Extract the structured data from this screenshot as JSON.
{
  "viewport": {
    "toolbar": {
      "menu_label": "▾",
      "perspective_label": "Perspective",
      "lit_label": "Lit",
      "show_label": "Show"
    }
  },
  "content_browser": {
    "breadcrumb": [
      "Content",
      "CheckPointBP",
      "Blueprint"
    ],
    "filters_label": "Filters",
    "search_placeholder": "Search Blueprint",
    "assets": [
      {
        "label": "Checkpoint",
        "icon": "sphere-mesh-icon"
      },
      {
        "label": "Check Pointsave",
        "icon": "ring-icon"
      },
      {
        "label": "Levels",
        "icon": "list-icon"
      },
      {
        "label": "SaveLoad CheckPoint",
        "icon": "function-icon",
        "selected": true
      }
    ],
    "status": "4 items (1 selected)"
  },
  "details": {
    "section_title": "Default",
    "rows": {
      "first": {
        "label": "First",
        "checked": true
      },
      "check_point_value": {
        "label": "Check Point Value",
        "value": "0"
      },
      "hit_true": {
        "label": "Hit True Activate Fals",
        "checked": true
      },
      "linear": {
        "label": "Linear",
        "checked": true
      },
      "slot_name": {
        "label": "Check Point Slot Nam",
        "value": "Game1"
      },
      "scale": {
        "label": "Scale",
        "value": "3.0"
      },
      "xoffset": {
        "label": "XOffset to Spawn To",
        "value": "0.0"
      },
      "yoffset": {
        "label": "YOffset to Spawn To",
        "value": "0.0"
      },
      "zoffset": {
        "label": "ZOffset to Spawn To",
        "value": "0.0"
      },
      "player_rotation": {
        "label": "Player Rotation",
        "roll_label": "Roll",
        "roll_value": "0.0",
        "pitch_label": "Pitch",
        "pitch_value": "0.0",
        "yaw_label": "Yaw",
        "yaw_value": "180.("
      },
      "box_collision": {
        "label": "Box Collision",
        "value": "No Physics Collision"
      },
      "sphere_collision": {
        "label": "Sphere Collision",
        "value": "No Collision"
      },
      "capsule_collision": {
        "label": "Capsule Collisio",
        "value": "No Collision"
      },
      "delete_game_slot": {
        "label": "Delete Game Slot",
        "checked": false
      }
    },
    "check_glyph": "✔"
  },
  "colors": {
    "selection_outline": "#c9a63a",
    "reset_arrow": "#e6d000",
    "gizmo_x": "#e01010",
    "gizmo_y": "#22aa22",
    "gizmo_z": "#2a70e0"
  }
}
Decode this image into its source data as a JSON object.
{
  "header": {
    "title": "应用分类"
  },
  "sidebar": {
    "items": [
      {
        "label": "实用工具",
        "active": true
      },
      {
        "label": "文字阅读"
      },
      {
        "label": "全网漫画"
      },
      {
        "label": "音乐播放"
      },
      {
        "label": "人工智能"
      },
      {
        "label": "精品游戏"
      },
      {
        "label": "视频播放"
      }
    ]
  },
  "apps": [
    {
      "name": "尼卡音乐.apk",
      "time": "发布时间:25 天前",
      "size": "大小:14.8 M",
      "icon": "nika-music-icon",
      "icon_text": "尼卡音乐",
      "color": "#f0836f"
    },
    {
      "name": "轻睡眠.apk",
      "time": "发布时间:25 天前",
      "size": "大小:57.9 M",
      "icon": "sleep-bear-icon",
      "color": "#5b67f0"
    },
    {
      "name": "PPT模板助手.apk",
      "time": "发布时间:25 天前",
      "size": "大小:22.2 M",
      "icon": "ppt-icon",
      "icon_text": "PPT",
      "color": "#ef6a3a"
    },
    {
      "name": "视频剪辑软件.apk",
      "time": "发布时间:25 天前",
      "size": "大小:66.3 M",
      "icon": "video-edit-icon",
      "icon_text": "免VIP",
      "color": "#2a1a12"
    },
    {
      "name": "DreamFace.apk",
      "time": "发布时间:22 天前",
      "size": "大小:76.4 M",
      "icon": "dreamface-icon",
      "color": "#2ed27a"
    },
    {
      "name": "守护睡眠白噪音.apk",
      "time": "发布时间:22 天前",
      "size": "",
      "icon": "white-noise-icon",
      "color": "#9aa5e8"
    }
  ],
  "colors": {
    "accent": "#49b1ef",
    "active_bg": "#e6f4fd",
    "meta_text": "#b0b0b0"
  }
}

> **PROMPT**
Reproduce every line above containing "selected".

> **SOLUTION TO THIS EXERCISE**
        "selected": true
    "status": "4 items (1 selected)"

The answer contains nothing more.